This project involved the careful restoration of an 1890’s townhouse facade, with repointing, structural reinforcement, new structural lintels, cornice refurbishment, roof scape waterproofing and a new storefront system that retained the character of the building and neighborhood but kept modern conveniences of insulation and materials.
The following, so well written, I had to share (with permission) for the benefit of others. It is a comment in reference to a Crain’s article on scaffolding in NYC and why there is so much of it.
By Edward C. Greenberg; NYC copyright and intellectual property litigator and teacher • 4 days ago
It was a rough renovation of a dilapidated unplanned studio apartment, into a narrow but legal one bedroom rental apartment. This gut renovation had its twists and turns, but perseverance prevailed to complete this makeover, creating a warm and cozy one bedroom, one bath, full kitchen apartment.
We (SimpleTwig Architecture.llc) will show you the character, layout and thinking behind several different rental apartments (this is the second of several articles)
We’re at that point in the year where the sun is starting to make its presence known by giving us extended day light hours. But the effects of the cold acts like winter is an entity cuddled in a slingshot in that the cold of winter is about to hit us, along with snow and ice that makes a daily walk a risk taking adventure. Is there a way of guaranteeing that our walkways will be free of snow and ice year around? I believe there is.
With spring around the corner, lets take a quick look at one of our SimpleTwig garden projects during the renovation of a Carroll Gardens Brooklyn townhouse.
When purchased the garden was overgrown with fallen fencing, and whatever thrown wherever. Our first steps were basic cleanup. The ivy was trimmed back and the trash, fencing and anything not savable removed. We kept the existing gravel cleaning it up so we could use it as a base for a new slab and tile.
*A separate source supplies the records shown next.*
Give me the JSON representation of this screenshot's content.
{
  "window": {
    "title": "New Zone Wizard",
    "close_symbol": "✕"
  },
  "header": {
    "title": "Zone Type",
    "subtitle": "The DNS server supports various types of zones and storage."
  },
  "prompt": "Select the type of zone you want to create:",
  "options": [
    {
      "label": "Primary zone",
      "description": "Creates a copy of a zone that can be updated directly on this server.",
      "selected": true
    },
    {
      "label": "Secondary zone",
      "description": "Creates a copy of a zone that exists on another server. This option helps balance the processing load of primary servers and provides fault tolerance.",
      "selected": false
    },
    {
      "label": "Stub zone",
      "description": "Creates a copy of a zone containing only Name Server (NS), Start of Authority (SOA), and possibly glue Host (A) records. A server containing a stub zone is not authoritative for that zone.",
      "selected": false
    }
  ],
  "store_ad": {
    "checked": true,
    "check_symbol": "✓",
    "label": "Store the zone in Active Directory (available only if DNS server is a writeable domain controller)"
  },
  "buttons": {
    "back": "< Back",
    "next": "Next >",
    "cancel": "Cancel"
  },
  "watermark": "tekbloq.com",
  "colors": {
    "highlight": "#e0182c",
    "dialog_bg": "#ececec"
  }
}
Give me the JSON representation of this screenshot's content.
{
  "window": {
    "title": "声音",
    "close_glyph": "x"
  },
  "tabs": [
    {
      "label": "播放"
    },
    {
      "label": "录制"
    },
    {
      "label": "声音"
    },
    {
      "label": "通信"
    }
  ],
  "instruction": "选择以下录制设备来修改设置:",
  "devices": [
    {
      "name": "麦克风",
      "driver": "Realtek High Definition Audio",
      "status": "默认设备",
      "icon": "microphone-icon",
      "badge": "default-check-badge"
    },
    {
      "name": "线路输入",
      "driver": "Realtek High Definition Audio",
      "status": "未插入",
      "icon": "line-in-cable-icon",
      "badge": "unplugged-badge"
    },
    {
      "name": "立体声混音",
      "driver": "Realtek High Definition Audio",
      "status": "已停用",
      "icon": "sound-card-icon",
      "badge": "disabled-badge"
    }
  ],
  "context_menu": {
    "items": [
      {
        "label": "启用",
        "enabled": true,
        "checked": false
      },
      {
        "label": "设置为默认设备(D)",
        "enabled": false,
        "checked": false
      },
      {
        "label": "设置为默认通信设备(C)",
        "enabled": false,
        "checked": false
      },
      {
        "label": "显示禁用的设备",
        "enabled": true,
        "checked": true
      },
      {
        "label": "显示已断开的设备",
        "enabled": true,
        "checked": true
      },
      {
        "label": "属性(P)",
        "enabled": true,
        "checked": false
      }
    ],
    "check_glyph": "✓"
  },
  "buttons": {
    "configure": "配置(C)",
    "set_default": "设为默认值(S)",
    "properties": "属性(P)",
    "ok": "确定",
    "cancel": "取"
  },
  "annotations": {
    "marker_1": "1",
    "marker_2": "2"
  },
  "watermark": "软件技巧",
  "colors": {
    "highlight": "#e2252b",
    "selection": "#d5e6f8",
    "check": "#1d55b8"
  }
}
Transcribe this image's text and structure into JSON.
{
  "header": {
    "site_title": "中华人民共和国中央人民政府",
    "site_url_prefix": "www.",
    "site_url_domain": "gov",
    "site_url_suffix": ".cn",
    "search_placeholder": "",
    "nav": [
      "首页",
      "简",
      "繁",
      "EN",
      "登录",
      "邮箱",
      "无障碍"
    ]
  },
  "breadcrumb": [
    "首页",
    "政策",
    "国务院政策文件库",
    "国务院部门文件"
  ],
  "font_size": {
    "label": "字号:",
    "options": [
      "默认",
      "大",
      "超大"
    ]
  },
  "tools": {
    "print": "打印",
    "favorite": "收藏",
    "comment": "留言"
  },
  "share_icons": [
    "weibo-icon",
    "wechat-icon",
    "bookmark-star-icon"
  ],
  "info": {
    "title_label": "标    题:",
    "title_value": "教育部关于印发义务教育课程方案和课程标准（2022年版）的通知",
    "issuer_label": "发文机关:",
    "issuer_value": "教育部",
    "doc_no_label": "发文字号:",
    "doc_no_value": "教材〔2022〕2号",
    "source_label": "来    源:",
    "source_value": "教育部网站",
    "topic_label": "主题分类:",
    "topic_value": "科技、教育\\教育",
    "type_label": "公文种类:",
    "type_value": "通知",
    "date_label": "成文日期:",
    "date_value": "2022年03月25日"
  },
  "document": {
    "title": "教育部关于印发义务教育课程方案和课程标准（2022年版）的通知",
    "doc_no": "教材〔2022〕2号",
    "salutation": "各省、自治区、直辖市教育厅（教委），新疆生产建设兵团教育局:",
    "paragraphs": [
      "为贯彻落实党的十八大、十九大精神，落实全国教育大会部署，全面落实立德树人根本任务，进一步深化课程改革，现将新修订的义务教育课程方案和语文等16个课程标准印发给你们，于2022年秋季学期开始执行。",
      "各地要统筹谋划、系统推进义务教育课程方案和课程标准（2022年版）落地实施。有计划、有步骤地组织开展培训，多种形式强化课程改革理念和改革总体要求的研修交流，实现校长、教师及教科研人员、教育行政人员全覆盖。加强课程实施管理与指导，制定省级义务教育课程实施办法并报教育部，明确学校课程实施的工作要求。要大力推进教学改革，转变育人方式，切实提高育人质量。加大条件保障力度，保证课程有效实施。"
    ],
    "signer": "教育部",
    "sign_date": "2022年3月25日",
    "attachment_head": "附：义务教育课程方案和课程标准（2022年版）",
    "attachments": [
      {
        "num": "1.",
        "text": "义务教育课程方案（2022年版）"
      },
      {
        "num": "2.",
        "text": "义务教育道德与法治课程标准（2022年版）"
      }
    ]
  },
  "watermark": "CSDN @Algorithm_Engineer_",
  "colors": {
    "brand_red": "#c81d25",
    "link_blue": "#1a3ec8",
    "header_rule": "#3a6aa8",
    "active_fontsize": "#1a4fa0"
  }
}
This garden is just 30×40 feet square with buildings on 3 sides. Because of this we decided to make more of the planting area by raising it, and at the same time provide additional seating for informal gatherings.